Shortly after this, in 1659, he embarked at Salisbury in a small boat with his wife and children and such household goods as he cound conveniently carry, and in company with Isaac Coleman and Edward Starbuck set sail for Nantucket. He did so because he could not in justice to the dictates of his own conscience longer submit to the tyranny of the clergy and those in authority. He felt he could lead a more peaceful and independent life at Nantucket.

In 1675, he was commissioned chief magistrate of Nantucket. He was the first recorder appointed on the island, and a portion at least of the first book of Records in the office at Nantucket was written by him.5,6


Sarah Hopcott b. 1612, d. 1706
  • Sarah Macy1 b. 9 Jul 1644, d. 1645
  • Sarah Macy+1 b. 1 Aug 1646, d. 1701
  • Mary Macy+1 b. 4 Dec 1648, d. 1729
  • Bethiah Macy1 b. abt. 1650, d. 19 Oct 1732
  • Thomas Macy1 b. 22 Sep 1653, d. 3 Dec 1675
  • John Macy+7,1 b. 14 Sep 1655, d. 14 Dec 1691
  • Francis Macy1 b. abt. 1657, d. 1658
This person was last edited on28 Sep 2017
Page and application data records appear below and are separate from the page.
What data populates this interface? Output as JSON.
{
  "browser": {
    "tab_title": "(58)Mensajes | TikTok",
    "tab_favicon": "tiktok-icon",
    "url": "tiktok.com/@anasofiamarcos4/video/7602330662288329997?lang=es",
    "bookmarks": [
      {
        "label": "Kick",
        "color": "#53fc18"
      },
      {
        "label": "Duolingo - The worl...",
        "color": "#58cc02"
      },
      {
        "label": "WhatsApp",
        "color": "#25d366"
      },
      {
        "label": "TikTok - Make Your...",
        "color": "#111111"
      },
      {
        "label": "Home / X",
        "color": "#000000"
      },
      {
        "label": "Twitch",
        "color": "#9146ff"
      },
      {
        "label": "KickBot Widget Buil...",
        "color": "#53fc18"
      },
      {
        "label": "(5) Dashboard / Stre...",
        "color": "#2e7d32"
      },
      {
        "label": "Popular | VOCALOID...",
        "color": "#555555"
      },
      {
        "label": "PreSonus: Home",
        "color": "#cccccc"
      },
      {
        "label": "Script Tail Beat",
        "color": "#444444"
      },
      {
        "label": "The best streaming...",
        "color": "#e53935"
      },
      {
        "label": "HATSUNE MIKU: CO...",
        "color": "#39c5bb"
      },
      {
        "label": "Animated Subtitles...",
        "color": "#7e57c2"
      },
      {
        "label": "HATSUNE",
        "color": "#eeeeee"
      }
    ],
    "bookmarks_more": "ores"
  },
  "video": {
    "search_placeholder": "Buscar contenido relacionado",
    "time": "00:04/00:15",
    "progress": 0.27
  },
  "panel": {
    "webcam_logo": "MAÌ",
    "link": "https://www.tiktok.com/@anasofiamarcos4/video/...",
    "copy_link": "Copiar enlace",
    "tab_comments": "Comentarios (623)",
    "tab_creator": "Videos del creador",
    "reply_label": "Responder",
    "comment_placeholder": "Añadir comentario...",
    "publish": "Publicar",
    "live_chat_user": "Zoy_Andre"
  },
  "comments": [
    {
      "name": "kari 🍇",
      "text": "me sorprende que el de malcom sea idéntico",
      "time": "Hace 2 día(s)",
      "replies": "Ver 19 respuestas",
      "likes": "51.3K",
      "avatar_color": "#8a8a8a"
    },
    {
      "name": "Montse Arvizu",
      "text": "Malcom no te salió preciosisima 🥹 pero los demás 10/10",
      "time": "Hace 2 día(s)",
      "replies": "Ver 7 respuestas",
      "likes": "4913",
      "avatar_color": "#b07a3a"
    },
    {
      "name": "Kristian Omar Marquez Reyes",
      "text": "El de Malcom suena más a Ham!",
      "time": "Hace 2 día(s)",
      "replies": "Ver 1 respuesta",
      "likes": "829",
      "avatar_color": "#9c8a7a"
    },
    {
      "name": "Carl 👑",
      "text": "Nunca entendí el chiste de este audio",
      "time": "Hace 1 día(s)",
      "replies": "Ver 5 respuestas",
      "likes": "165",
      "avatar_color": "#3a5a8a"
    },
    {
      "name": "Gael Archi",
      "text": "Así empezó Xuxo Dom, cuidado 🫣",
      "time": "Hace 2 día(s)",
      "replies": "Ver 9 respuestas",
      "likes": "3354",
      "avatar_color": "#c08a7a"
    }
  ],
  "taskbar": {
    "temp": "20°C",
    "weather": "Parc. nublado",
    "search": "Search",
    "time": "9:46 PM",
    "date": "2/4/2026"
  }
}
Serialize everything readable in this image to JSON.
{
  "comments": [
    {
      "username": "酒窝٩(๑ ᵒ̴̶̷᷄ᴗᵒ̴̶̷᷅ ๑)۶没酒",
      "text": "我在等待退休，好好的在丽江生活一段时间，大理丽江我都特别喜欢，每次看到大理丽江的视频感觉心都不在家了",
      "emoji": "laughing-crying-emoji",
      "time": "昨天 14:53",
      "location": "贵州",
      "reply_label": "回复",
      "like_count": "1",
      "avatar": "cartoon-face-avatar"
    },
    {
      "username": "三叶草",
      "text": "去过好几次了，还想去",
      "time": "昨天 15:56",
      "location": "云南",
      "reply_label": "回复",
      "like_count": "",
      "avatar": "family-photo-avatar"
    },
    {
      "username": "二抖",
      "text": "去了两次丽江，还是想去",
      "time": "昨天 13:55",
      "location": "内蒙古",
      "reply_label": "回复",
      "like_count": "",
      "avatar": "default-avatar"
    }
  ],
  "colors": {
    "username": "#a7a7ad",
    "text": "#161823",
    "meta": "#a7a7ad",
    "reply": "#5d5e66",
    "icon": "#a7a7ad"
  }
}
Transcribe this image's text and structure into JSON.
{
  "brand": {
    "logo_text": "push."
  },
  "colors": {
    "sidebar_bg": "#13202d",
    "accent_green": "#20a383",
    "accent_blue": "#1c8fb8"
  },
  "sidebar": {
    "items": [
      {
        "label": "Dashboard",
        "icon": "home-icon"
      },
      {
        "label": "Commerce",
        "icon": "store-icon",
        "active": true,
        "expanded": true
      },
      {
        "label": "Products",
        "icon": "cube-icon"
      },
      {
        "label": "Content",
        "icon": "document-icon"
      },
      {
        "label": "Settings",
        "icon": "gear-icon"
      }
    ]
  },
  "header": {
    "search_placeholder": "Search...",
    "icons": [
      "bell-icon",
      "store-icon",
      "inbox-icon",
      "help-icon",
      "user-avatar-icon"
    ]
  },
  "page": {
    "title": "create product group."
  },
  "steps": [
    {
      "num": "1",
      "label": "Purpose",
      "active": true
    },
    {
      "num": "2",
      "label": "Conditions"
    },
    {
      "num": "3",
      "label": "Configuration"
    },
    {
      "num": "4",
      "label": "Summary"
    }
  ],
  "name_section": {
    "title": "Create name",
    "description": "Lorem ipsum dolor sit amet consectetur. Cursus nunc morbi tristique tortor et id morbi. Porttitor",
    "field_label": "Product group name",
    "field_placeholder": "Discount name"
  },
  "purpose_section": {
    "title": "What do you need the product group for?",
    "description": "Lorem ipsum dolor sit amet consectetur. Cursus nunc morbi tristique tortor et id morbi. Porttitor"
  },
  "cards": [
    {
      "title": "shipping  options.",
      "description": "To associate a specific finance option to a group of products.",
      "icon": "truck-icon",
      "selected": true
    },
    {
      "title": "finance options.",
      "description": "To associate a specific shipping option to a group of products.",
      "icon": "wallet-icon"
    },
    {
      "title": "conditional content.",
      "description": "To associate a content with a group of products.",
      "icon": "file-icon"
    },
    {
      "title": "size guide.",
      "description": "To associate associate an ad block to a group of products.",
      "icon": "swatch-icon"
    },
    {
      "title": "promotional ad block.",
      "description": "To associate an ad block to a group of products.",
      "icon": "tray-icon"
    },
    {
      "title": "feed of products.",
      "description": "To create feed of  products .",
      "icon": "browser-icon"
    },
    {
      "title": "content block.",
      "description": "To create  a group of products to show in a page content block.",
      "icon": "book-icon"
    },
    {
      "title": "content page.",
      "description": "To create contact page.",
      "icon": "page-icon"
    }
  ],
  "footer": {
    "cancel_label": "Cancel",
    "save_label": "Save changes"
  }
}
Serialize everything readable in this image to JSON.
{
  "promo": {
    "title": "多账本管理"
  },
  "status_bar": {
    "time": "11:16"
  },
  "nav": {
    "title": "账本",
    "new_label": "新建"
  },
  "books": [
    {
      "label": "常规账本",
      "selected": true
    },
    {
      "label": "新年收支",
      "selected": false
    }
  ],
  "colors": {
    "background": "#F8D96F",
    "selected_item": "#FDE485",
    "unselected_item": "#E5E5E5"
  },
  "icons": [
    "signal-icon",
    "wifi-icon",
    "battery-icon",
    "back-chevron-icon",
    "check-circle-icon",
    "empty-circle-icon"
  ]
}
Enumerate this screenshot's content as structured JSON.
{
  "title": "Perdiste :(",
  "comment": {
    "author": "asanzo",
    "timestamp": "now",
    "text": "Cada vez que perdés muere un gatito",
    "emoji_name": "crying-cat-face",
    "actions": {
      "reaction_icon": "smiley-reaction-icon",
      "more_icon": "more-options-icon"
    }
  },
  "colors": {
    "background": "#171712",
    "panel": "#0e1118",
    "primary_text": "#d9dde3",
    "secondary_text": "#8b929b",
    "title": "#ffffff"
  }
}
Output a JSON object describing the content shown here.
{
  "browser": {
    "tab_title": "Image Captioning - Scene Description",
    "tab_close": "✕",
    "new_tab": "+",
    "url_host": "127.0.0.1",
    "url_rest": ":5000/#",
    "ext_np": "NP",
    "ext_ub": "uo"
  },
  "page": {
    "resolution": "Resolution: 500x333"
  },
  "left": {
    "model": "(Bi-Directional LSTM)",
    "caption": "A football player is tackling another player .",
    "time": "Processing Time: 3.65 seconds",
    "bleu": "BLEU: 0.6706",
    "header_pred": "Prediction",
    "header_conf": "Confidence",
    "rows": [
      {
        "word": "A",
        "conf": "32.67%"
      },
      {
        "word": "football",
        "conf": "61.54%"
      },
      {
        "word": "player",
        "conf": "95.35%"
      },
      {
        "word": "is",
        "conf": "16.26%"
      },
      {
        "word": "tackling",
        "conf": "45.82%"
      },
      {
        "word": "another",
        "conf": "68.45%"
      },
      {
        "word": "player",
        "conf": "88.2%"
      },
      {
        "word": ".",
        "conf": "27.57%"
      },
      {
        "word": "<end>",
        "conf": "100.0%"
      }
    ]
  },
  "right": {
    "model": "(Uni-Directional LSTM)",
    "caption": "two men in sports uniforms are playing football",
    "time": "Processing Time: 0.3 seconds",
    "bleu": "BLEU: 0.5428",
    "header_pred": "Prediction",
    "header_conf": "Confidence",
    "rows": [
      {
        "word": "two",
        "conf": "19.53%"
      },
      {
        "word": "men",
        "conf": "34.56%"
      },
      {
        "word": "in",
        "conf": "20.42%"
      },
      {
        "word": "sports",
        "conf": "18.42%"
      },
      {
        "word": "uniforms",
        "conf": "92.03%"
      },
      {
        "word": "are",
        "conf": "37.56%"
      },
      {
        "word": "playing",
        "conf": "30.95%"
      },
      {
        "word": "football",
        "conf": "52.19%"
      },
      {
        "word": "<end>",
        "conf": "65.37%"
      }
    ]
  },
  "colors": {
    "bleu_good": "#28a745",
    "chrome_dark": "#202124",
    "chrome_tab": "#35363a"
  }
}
  1. [S7] David W. Hoyt, Old Families of Salisbury and Amesbury, Massachusetts (1897; reprint, Somersworth, New Hampshire: New England History Press, 1981), 236-237, further cited as Hoyt, Families of Salisbury and Amesbury.
  2. [S1264] G. Andrews Moriarty Jr., "Hannah, First Wife of Thomas Gardner Jr. of Salem, Mass.," The American Genealogist 26 (April 1950): 108, further cited as Moriarty, "Hannah Gardner."
  3. [S1163] Vital Records of Nantucket, Massachusetts, to the Year 1850, five vols. (Boston, Massachusetts: New England Historic Genealogical Society, 1925-28), 4:177, further cited as Vital Records of Nantucket. Nantucket vital records, citing Folger, show 9 Aug 1639 in Chilmark, Wiltshire, England.
  4. [S1872] Clarence Almon Torrey, New England Marriages Prior to 1700, 3 vols. (Boston, Massachusetts: New England Historic Genealogical Society, 2011), 987, further cited as Torrey, New England Marriages (2011).
  5. [S35] Alexander Starbuck, The History of Nantucket (Boston, Massachusetts: C.E. Goodspeed, 1924), 653, 787, further cited as Starbuck, History of Nantucket.
  6. [S60] Lydia S. Hinchman, Early Settlers of Nantucket (1934; reprint, Rutland, Vermont: C. E. Tuttle, 1980), 14, further cited as Hinchman, Early Settlers of Nantucket.
  7. [S1163] Vital Records of Nantucket, 2:282.